Much has been written about political advertising (see, e.g., Aden, 1989; Kaid, Nimmo, & Sanders, 1986; Louden, 1989, 1998). This is hardly surprising given the huge amounts of money devoted to political spots (commercials or advertisements; see, e.g., Ansolabehere & Iyengar, 1995). Jamieson observes correctly that "political advertising in now the major means by which candidates for the presidency communicate their messages to voters" (1996, p. 517). Research on two different campaigns has confirmed that four times as many voters obtain more issue information from television spots than from the news (Patterson & McClure, 1976; Kern, 1989). Clearly, political spots (advertisements) merit scholarly attention.

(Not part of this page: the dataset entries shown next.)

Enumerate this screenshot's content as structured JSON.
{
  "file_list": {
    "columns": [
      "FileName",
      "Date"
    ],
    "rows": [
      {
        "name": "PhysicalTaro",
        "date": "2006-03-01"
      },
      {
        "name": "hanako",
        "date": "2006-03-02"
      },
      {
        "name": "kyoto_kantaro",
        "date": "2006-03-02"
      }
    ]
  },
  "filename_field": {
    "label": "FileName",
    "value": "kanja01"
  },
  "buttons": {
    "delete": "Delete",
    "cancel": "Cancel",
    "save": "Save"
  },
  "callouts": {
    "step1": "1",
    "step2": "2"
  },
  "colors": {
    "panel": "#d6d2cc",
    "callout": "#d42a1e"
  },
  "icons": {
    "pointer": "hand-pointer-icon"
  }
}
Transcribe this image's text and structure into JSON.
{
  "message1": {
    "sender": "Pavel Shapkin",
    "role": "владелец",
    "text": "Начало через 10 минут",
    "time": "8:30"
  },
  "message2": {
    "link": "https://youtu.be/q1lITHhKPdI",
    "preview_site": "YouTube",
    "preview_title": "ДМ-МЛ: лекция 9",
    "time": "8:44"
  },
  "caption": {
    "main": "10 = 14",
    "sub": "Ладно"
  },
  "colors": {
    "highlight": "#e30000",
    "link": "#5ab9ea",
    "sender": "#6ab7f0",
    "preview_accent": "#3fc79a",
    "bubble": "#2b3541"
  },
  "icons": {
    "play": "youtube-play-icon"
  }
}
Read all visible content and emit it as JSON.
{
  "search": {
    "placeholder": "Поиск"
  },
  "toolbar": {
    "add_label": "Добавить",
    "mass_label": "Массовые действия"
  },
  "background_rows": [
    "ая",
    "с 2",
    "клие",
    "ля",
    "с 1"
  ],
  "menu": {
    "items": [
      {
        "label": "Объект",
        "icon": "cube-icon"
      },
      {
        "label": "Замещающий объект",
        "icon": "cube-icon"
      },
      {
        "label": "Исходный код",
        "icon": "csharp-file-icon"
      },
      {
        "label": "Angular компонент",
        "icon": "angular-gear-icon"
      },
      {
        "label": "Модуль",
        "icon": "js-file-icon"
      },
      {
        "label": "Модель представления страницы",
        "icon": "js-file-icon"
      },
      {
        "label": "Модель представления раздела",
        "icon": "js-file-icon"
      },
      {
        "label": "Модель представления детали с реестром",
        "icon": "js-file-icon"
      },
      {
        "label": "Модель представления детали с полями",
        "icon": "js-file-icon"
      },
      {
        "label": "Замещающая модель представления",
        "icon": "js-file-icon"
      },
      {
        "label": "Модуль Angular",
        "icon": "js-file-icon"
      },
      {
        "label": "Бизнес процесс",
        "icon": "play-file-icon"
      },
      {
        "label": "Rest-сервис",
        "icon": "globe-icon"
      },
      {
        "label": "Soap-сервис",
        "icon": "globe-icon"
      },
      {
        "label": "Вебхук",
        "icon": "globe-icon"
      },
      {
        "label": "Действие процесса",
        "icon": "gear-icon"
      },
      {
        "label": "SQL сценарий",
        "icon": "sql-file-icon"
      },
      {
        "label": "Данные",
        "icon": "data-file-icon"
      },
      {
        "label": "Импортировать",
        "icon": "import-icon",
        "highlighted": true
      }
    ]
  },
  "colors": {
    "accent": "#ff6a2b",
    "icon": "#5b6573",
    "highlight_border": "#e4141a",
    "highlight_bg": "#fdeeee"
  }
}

Devlin (1977, 1982, 1987, 1989, 1993, 1997) has chronicled presidential television advertising each campaign starting with 1976. Benoit (1999), Diamond and Bates (1992), Jamieson (1996) and Levine (1995) discuss the history of presidential TV spots. James and Hensel (1991), Johnson-Cartee and Copeland (1993, 1997), and Procter and Schenck-Hamlin (1996) have focused on negative or attack ads in particular. Several studies adopted a rhetorical approach to political advertising (e.g., Gronbeck, 1992; Jamieson, 1989; Shyles, 1991; or Smith & Johnston, 1991). While direct mail has become an increasingly important medium, little research has investigated its nature (see Pfau, Kenski, Nitz, & Sorenson, 1990). Political candidates are increasingly using webpages, but again, research on this new message form is still in its infancy (Davis, 1999; Selnow, 1998; Tedesco, Miller, & Spiker, 1999).
The literature that is most relevant to this project analyzes television spots on the two primary dimensions of such messages: functions and topics.
Functions: Acclaims versus Attacks (and Defenses)
Most research on presidential television spots divides ads into positive and negative (attacking) spots. However, the Functional Theory of Political Campaign Discourse (Benoit, Blaney, & Pier, 1998, 2000; see also Benoit, 1999; Benoit & Harthcock, 1999; Benoit, Pier, & Blaney, 1997; Benoit, Wells, Pier, & Blaney, 1999) acknowledges that there are three possible functions: acclaiming (self-praise; positive), attacking (criticism of opponent; negative) and defending (responses to attacks; refutation). Three works offer an overview of the functions of political advertising. Kaid and Johnston (1991) found that 71% of the 830 presidential television commercials they studied from 1960 to 1988 were positive and 29% negative. However, the number of negative ads varied over time: Negative spots spiked at 40% in 1964, dropped to 22-28% in the 1970s, and increased to 35-37% in the 1980s. Kaid and Johnston (1991) found no difference in use of negative spots by challengers than incumbents. West (1997) studied 379 spots from 1952 to 1996, reporting that 46% of the ads were positive (and the rest negative). Benoit's (1999) analysis of 829 presidential spots from every presidential campaign to use this message form (1952-1996) found that 60% of the utterances were acclaims, 39% attacks, and 1% defenses. He also reported that challengers were prone to use attacks more frequently than incumbents (45% to 33%) while incumbents used more acclaims than did challengers (66% to 54%). Thus, research reveals that presidential television advertising uses acclaims (positive ads) more than attacks (negative ads), and, rarely, defenses.
Topics: Policy versus Character Advertising
The second major dimension employed to analyze political ads is topic: policy (issue) and character (image or personality). Kaid and Johnston (1991) reported that 67% of the positive ads and 79% of the negative ads provide issue information, and that 65% of the positive spots and 64% of the negative spots include image information. West (1997) reported that 61% of the ads in his sample mentioned issues. …